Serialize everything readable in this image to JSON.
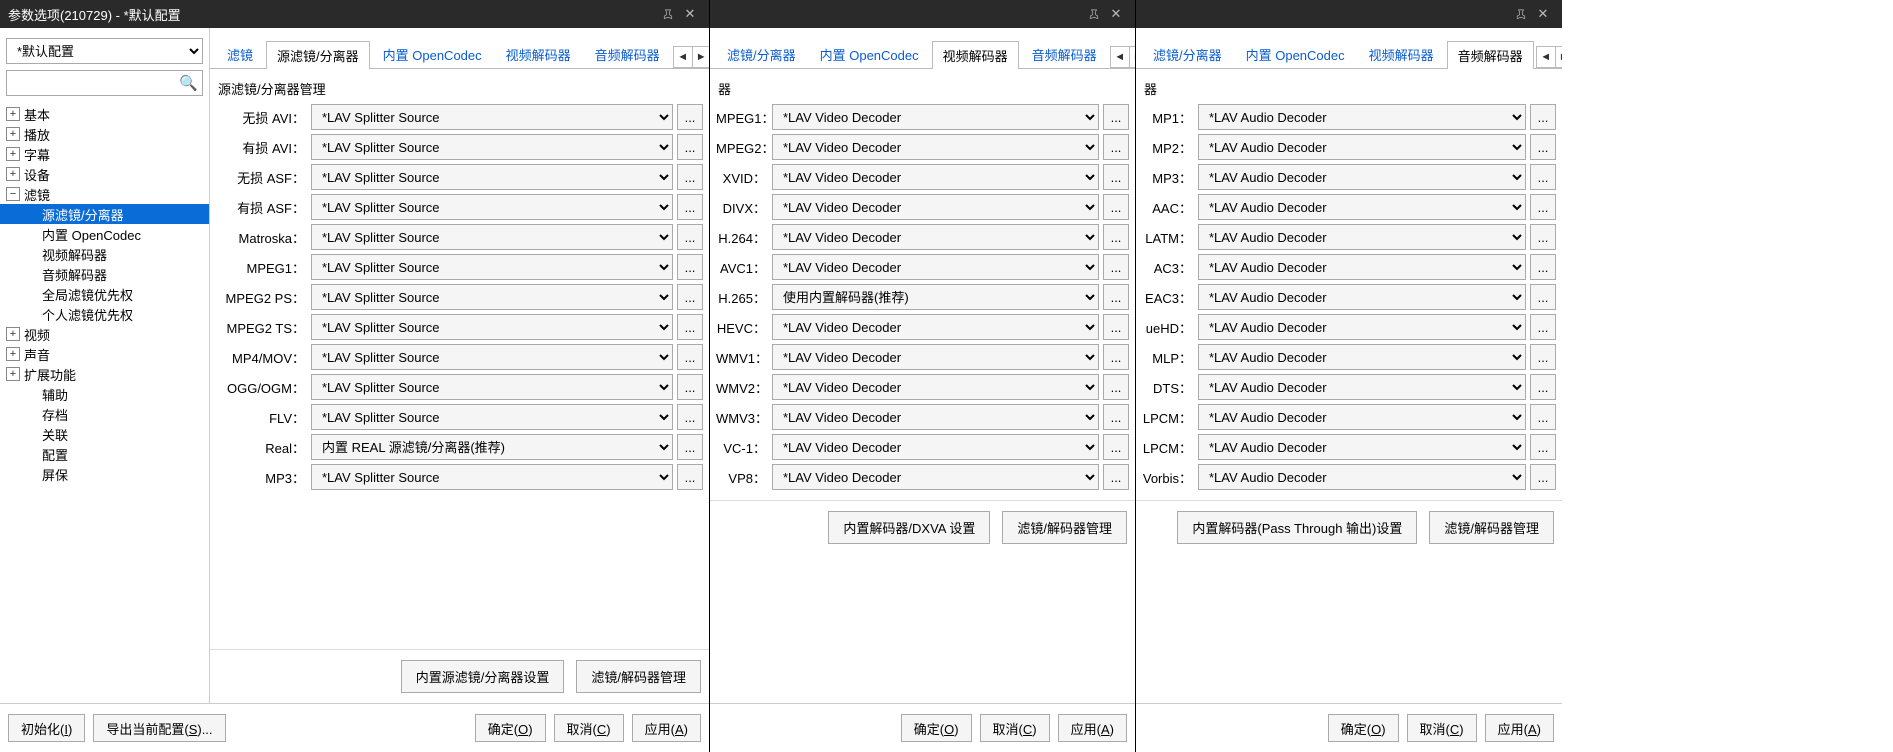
{
  "window": {
    "title": "参数选项(210729) - *默认配置",
    "pin_tooltip": "pin",
    "close_tooltip": "close"
  },
  "left": {
    "config_selected": "*默认配置",
    "search_placeholder": "",
    "tree": {
      "basic": "基本",
      "playback": "播放",
      "subtitle": "字幕",
      "device": "设备",
      "filter": "滤镜",
      "filter_children": {
        "source_splitter": "源滤镜/分离器",
        "opencodec": "内置 OpenCodec",
        "video_decoder": "视频解码器",
        "audio_decoder": "音频解码器",
        "global_priority": "全局滤镜优先权",
        "personal_priority": "个人滤镜优先权"
      },
      "video": "视频",
      "audio": "声音",
      "extensions": "扩展功能",
      "aux": "辅助",
      "archive": "存档",
      "assoc": "关联",
      "config": "配置",
      "screensaver": "屏保"
    }
  },
  "tabs_source": {
    "filter": "滤镜",
    "source_splitter": "源滤镜/分离器",
    "opencodec": "内置 OpenCodec",
    "video_decoder": "视频解码器",
    "audio_decoder": "音频解码器"
  },
  "pane1": {
    "section_title": "源滤镜/分离器管理",
    "rows": [
      {
        "label": "无损 AVI：",
        "value": "*LAV Splitter Source"
      },
      {
        "label": "有损 AVI：",
        "value": "*LAV Splitter Source"
      },
      {
        "label": "无损 ASF：",
        "value": "*LAV Splitter Source"
      },
      {
        "label": "有损 ASF：",
        "value": "*LAV Splitter Source"
      },
      {
        "label": "Matroska：",
        "value": "*LAV Splitter Source"
      },
      {
        "label": "MPEG1：",
        "value": "*LAV Splitter Source"
      },
      {
        "label": "MPEG2 PS：",
        "value": "*LAV Splitter Source"
      },
      {
        "label": "MPEG2 TS：",
        "value": "*LAV Splitter Source"
      },
      {
        "label": "MP4/MOV：",
        "value": "*LAV Splitter Source"
      },
      {
        "label": "OGG/OGM：",
        "value": "*LAV Splitter Source"
      },
      {
        "label": "FLV：",
        "value": "*LAV Splitter Source"
      },
      {
        "label": "Real：",
        "value": "内置 REAL 源滤镜/分离器(推荐)"
      },
      {
        "label": "MP3：",
        "value": "*LAV Splitter Source"
      }
    ],
    "btn_internal": "内置源滤镜/分离器设置",
    "btn_manage": "滤镜/解码器管理"
  },
  "pane2": {
    "tabs_prefix": "滤镜/分离器",
    "section_title": "器",
    "rows": [
      {
        "label": "MPEG1：",
        "value": "*LAV Video Decoder"
      },
      {
        "label": "MPEG2：",
        "value": "*LAV Video Decoder"
      },
      {
        "label": "XVID：",
        "value": "*LAV Video Decoder"
      },
      {
        "label": "DIVX：",
        "value": "*LAV Video Decoder"
      },
      {
        "label": "H.264：",
        "value": "*LAV Video Decoder"
      },
      {
        "label": "AVC1：",
        "value": "*LAV Video Decoder"
      },
      {
        "label": "H.265：",
        "value": "使用内置解码器(推荐)"
      },
      {
        "label": "HEVC：",
        "value": "*LAV Video Decoder"
      },
      {
        "label": "WMV1：",
        "value": "*LAV Video Decoder"
      },
      {
        "label": "WMV2：",
        "value": "*LAV Video Decoder"
      },
      {
        "label": "WMV3：",
        "value": "*LAV Video Decoder"
      },
      {
        "label": "VC-1：",
        "value": "*LAV Video Decoder"
      },
      {
        "label": "VP8：",
        "value": "*LAV Video Decoder"
      }
    ],
    "btn_internal": "内置解码器/DXVA 设置",
    "btn_manage": "滤镜/解码器管理"
  },
  "pane3": {
    "tabs_prefix": "滤镜/分离器",
    "section_title": "器",
    "rows": [
      {
        "label": "MP1：",
        "value": "*LAV Audio Decoder"
      },
      {
        "label": "MP2：",
        "value": "*LAV Audio Decoder"
      },
      {
        "label": "MP3：",
        "value": "*LAV Audio Decoder"
      },
      {
        "label": "AAC：",
        "value": "*LAV Audio Decoder"
      },
      {
        "label": "LATM：",
        "value": "*LAV Audio Decoder"
      },
      {
        "label": "AC3：",
        "value": "*LAV Audio Decoder"
      },
      {
        "label": "EAC3：",
        "value": "*LAV Audio Decoder"
      },
      {
        "label": "ueHD：",
        "value": "*LAV Audio Decoder"
      },
      {
        "label": "MLP：",
        "value": "*LAV Audio Decoder"
      },
      {
        "label": "DTS：",
        "value": "*LAV Audio Decoder"
      },
      {
        "label": "LPCM：",
        "value": "*LAV Audio Decoder"
      },
      {
        "label": "LPCM：",
        "value": "*LAV Audio Decoder"
      },
      {
        "label": "Vorbis：",
        "value": "*LAV Audio Decoder"
      }
    ],
    "btn_internal": "内置解码器(Pass Through 输出)设置",
    "btn_manage": "滤镜/解码器管理"
  },
  "footer": {
    "init": "初始化",
    "init_key": "I",
    "export": "导出当前配置",
    "export_key": "S",
    "ok": "确定",
    "ok_key": "O",
    "cancel": "取消",
    "cancel_key": "C",
    "apply": "应用",
    "apply_key": "A"
  }
}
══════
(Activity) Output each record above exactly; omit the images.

(Your response)
Serialize everything readable in this image to JSON.
{
  "window": {
    "title": "参数选项(210729) - *默认配置",
    "pin_tooltip": "pin",
    "close_tooltip": "close"
  },
  "left": {
    "config_selected": "*默认配置",
    "search_placeholder": "",
    "tree": {
      "basic": "基本",
      "playback": "播放",
      "subtitle": "字幕",
      "device": "设备",
      "filter": "滤镜",
      "filter_children": {
        "source_splitter": "源滤镜/分离器",
        "opencodec": "内置 OpenCodec",
        "video_decoder": "视频解码器",
        "audio_decoder": "音频解码器",
        "global_priority": "全局滤镜优先权",
        "personal_priority": "个人滤镜优先权"
      },
      "video": "视频",
      "audio": "声音",
      "extensions": "扩展功能",
      "aux": "辅助",
      "archive": "存档",
      "assoc": "关联",
      "config": "配置",
      "screensaver": "屏保"
    }
  },
  "tabs_source": {
    "filter": "滤镜",
    "source_splitter": "源滤镜/分离器",
    "opencodec": "内置 OpenCodec",
    "video_decoder": "视频解码器",
    "audio_decoder": "音频解码器"
  },
  "pane1": {
    "section_title": "源滤镜/分离器管理",
    "rows": [
      {
        "label": "无损 AVI：",
        "value": "*LAV Splitter Source"
      },
      {
        "label": "有损 AVI：",
        "value": "*LAV Splitter Source"
      },
      {
        "label": "无损 ASF：",
        "value": "*LAV Splitter Source"
      },
      {
        "label": "有损 ASF：",
        "value": "*LAV Splitter Source"
      },
      {
        "label": "Matroska：",
        "value": "*LAV Splitter Source"
      },
      {
        "label": "MPEG1：",
        "value": "*LAV Splitter Source"
      },
      {
        "label": "MPEG2 PS：",
        "value": "*LAV Splitter Source"
      },
      {
        "label": "MPEG2 TS：",
        "value": "*LAV Splitter Source"
      },
      {
        "label": "MP4/MOV：",
        "value": "*LAV Splitter Source"
      },
      {
        "label": "OGG/OGM：",
        "value": "*LAV Splitter Source"
      },
      {
        "label": "FLV：",
        "value": "*LAV Splitter Source"
      },
      {
        "label": "Real：",
        "value": "内置 REAL 源滤镜/分离器(推荐)"
      },
      {
        "label": "MP3：",
        "value": "*LAV Splitter Source"
      }
    ],
    "btn_internal": "内置源滤镜/分离器设置",
    "btn_manage": "滤镜/解码器管理"
  },
  "pane2": {
    "tabs_prefix": "滤镜/分离器",
    "section_title": "器",
    "rows": [
      {
        "label": "MPEG1：",
        "value": "*LAV Video Decoder"
      },
      {
        "label": "MPEG2：",
        "value": "*LAV Video Decoder"
      },
      {
        "label": "XVID：",
        "value": "*LAV Video Decoder"
      },
      {
        "label": "DIVX：",
        "value": "*LAV Video Decoder"
      },
      {
        "label": "H.264：",
        "value": "*LAV Video Decoder"
      },
      {
        "label": "AVC1：",
        "value": "*LAV Video Decoder"
      },
      {
        "label": "H.265：",
        "value": "使用内置解码器(推荐)"
      },
      {
        "label": "HEVC：",
        "value": "*LAV Video Decoder"
      },
      {
        "label": "WMV1：",
        "value": "*LAV Video Decoder"
      },
      {
        "label": "WMV2：",
        "value": "*LAV Video Decoder"
      },
      {
        "label": "WMV3：",
        "value": "*LAV Video Decoder"
      },
      {
        "label": "VC-1：",
        "value": "*LAV Video Decoder"
      },
      {
        "label": "VP8：",
        "value": "*LAV Video Decoder"
      }
    ],
    "btn_internal": "内置解码器/DXVA 设置",
    "btn_manage": "滤镜/解码器管理"
  },
  "pane3": {
    "tabs_prefix": "滤镜/分离器",
    "section_title": "器",
    "rows": [
      {
        "label": "MP1：",
        "value": "*LAV Audio Decoder"
      },
      {
        "label": "MP2：",
        "value": "*LAV Audio Decoder"
      },
      {
        "label": "MP3：",
        "value": "*LAV Audio Decoder"
      },
      {
        "label": "AAC：",
        "value": "*LAV Audio Decoder"
      },
      {
        "label": "LATM：",
        "value": "*LAV Audio Decoder"
      },
      {
        "label": "AC3：",
        "value": "*LAV Audio Decoder"
      },
      {
        "label": "EAC3：",
        "value": "*LAV Audio Decoder"
      },
      {
        "label": "ueHD：",
        "value": "*LAV Audio Decoder"
      },
      {
        "label": "MLP：",
        "value": "*LAV Audio Decoder"
      },
      {
        "label": "DTS：",
        "value": "*LAV Audio Decoder"
      },
      {
        "label": "LPCM：",
        "value": "*LAV Audio Decoder"
      },
      {
        "label": "LPCM：",
        "value": "*LAV Audio Decoder"
      },
      {
        "label": "Vorbis：",
        "value": "*LAV Audio Decoder"
      }
    ],
    "btn_internal": "内置解码器(Pass Through 输出)设置",
    "btn_manage": "滤镜/解码器管理"
  },
  "footer": {
    "init": "初始化",
    "init_key": "I",
    "export": "导出当前配置",
    "export_key": "S",
    "ok": "确定",
    "ok_key": "O",
    "cancel": "取消",
    "cancel_key": "C",
    "apply": "应用",
    "apply_key": "A"
  }
}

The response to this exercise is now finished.